When does the idiocy end?
[i]The legislation also would extend the $8,000 homebuyer tax credit to contracts signed by April 30 and closed by June 30. The controversial credit, which many say has boosted home sales in recent months, was set to expire after Nov. 30.
The bill also creates a $6,500 credit for those who buy a home after living in their current house at least five years. That measure would apply to contracts signed by April 30 and closed by June 30. The current credit defines a first-time homebuyer as someone who has not owned a residence within the past three years.
The credit would be available only for the purchase of principal residences priced at $800,000 or less.
The bill would raise the adjusted gross income cap to $125,000 for single filers and $225,000 for joint filers. The amount of the credit currently begins to phase out for taxpayers whose adjusted gross income is more than $75,000, or $150,000 for joint filers.
“It’s gonna put people back to work, the home builders, put people in the real estate business,” said Sen. Chris Dodd, D-Conn. “The kind of jobs that can make a difference.”
The extension will cost $10.8 billion over 10 years, according to the Joint Committee on Taxation.
Through mid-September, 1.4 million tax returns had qualified for the credit, according to the IRS. Some portion of those returns, which the IRS couldn’t specify, represents buyers who took advantage of an earlier version of the tax credit, which was only worth $7,500 and has to be repaid over time.
By the end of November, the credit will have been used by 1.8 million homebuyers, at least 355,000 of whom would not have bought a house without the tax break, according to estimates by the National Association of Realtors.
“The data on the present home buyer tax credit show that the credit has had its intended impact – sales have jumped in recent months to a projected 5.1 million for the year and housing inventory has been trimmed, thus stabilizing home prices noticeably,” said Ron Phipps, the association’s first vice president, in Senate testimony last month.
The credit, however, has also posed many problems. Critics say it’s a waste of money because most of those claiming the credit would have bought homes anyway.
It’s also been the target of fraud. Some 74,000 people claimed more than $500 million in credits even though they may not be first-time homeowners, according to Treasury officials. And more than 580 children, including some as young as 4-years-old, have claimed the credit.
“Some key controls were missing to prevent an individual from erroneously or fraudulently claiming the credit and receiving an erroneous refund of up to $8,000,” said J. Russell George, Treasury inspector general for tax administration, before a House subcommittee last month.

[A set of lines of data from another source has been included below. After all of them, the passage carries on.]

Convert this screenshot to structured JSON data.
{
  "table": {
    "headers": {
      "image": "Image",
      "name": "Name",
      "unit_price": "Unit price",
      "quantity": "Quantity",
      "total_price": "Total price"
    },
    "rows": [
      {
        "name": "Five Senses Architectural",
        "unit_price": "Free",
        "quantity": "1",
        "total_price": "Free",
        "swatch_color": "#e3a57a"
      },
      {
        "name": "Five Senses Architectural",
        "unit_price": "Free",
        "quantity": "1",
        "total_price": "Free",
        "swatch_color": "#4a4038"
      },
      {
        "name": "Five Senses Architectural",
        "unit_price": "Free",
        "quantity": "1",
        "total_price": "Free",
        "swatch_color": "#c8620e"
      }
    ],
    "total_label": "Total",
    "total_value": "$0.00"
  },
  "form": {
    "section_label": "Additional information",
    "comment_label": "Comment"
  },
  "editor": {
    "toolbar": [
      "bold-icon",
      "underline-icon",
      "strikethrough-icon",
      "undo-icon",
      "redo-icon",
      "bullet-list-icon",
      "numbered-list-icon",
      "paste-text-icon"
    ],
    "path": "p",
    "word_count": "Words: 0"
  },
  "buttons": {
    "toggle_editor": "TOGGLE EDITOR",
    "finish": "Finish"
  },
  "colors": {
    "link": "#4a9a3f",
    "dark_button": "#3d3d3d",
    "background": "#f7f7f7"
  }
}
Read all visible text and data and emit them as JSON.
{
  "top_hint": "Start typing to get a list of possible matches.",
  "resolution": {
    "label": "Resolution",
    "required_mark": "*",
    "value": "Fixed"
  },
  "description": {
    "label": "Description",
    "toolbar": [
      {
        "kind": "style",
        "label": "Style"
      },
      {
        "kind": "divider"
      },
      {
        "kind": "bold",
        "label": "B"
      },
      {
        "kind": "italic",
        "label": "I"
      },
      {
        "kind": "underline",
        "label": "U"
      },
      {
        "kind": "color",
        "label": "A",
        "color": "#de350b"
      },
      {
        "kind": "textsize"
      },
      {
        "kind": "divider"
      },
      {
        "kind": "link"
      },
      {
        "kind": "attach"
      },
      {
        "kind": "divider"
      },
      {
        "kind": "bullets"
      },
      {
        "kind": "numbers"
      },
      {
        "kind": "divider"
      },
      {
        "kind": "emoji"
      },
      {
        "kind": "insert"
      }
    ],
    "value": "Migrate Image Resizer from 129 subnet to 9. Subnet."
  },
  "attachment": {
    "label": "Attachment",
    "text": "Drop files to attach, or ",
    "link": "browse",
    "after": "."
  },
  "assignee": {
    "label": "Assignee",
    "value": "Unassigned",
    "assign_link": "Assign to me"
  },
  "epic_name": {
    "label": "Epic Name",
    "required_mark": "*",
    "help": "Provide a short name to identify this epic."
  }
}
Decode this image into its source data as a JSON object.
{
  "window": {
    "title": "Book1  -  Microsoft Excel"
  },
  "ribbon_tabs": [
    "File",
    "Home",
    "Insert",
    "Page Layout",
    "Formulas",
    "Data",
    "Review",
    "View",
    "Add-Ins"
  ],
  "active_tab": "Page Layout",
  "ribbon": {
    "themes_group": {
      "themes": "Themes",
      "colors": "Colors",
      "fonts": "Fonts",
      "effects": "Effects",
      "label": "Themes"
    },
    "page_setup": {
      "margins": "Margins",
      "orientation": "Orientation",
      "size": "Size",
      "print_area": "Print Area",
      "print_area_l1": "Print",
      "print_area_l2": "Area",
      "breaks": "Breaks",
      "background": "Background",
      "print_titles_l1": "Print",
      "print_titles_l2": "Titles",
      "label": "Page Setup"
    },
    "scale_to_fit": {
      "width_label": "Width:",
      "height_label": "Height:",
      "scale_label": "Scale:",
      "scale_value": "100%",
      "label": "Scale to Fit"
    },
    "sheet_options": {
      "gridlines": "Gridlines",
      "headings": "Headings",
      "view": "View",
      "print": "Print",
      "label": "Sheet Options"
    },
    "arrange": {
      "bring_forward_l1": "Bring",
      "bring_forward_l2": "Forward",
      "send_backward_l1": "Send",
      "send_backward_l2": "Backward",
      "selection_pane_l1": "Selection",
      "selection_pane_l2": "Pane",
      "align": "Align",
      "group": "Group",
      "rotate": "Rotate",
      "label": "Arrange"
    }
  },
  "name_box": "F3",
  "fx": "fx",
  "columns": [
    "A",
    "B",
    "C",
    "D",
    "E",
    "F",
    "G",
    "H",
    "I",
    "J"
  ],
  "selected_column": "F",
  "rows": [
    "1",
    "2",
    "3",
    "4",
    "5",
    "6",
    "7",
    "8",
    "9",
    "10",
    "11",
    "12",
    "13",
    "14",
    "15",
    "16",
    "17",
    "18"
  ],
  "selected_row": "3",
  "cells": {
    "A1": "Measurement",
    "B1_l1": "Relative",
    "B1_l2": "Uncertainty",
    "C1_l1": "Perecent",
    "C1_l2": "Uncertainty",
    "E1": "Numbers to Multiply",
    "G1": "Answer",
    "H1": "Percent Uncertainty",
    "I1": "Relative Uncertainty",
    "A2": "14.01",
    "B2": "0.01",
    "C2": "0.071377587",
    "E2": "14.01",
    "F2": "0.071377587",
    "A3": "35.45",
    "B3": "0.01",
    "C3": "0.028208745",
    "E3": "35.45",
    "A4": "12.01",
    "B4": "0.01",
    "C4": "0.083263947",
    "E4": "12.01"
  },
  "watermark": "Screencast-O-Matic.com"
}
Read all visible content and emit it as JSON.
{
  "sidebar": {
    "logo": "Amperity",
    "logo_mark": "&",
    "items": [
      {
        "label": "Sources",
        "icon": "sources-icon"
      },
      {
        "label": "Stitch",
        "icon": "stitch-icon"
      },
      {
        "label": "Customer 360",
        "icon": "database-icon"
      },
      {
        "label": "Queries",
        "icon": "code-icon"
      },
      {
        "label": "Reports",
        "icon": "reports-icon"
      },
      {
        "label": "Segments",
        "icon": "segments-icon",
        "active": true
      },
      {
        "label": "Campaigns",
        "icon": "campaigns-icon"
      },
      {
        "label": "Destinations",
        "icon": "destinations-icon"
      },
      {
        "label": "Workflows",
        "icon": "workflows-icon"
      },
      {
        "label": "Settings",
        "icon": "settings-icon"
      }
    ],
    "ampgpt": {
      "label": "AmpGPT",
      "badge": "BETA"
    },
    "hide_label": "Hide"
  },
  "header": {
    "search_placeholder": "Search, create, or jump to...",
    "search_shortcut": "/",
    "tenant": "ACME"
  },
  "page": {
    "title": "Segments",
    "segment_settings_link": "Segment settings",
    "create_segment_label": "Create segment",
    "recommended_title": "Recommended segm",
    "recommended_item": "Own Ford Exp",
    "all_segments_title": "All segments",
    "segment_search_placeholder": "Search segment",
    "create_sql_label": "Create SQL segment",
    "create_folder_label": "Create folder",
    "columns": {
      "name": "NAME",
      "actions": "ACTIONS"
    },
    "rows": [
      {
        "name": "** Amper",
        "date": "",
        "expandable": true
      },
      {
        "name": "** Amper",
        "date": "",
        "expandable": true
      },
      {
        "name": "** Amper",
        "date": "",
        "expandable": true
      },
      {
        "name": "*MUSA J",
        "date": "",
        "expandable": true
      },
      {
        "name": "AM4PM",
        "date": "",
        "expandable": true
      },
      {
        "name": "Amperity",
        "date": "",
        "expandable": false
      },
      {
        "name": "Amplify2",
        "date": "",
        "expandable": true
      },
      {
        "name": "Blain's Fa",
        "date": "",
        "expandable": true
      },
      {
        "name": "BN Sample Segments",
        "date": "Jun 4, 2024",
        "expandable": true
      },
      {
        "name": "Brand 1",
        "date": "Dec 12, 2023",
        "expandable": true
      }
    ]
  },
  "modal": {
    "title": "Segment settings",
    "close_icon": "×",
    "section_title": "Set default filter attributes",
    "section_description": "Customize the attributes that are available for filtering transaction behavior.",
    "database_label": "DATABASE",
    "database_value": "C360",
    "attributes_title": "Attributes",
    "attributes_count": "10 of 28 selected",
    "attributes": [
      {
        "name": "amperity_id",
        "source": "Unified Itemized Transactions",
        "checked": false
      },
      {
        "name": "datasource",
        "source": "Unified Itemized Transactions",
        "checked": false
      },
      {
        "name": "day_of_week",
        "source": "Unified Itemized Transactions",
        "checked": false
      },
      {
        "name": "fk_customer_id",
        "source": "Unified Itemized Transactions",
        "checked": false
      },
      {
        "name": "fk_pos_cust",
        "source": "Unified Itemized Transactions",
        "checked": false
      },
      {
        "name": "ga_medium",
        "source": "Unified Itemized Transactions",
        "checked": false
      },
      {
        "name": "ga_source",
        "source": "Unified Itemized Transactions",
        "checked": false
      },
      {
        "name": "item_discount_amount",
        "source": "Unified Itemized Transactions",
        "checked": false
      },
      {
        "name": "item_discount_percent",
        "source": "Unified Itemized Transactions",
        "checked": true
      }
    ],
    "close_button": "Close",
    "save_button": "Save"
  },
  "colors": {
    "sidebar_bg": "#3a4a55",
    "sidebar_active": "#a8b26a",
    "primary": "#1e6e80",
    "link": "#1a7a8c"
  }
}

There are so many things wrong with this I don’t even know where to begin. First we have the original $8000 credit that has now been extended. Much like cash for clunkers, this has done little to stimulate sales. The article claims 1.8 million have claimed the credit, but only 355,000 have bought homes because of the credit. At least it hasn’t stimulated enough sales to create another bubble, but it has cost taxpayers about $40,000 per home sold because of the program. And now we’ve decided to extend it. I would really like someone to explain to me the benefits of these arbitrary tax cuts for select groups, many of which don’t pay taxes in the first place, or have for a very short period of time.
Now we decide to give a $6500 for all home purchases. Unfortunately, we have decided to again arbitrarily cut out anyone from this program that has not lived in their current home for 5 years. What happens to the guy that did everything right, but unfortunately bought just before the market collapsed? I’m talking about someone who bought a home in a reasonable market with a reasonable downpayment that was well within their means that is now excluded from this credit. What is the logical reason to exclude them?
Unfortunately, if this $6500 credit does have any impact it will be a negative one. Just like the first-time homebuyer credit, very few will buy exclusively because of the credit.
For 99% of those affected by this they will have to sell their current home in order to purchase a new one and get the credit. Our legislators seem to have forgotten that many people have put off selling the last couple of years because of the already high supply of homes. What we will find is that these people now have an incentive to sell and will gladly take $6500 less for their home than they otherwise would have in order to move and buy a new home. We also have those that are currently trying to sell and move. They will have just as much of an incentive to take $6500 less. Guess what happens after all this? Everbody’s home value falls by $6500, hooray! (Except of course in the eyes of our county appraisers, I’m sure they’ll just ignore any impact this has. Got to keep those county assesments up or the poor children won’t be able to get to school.)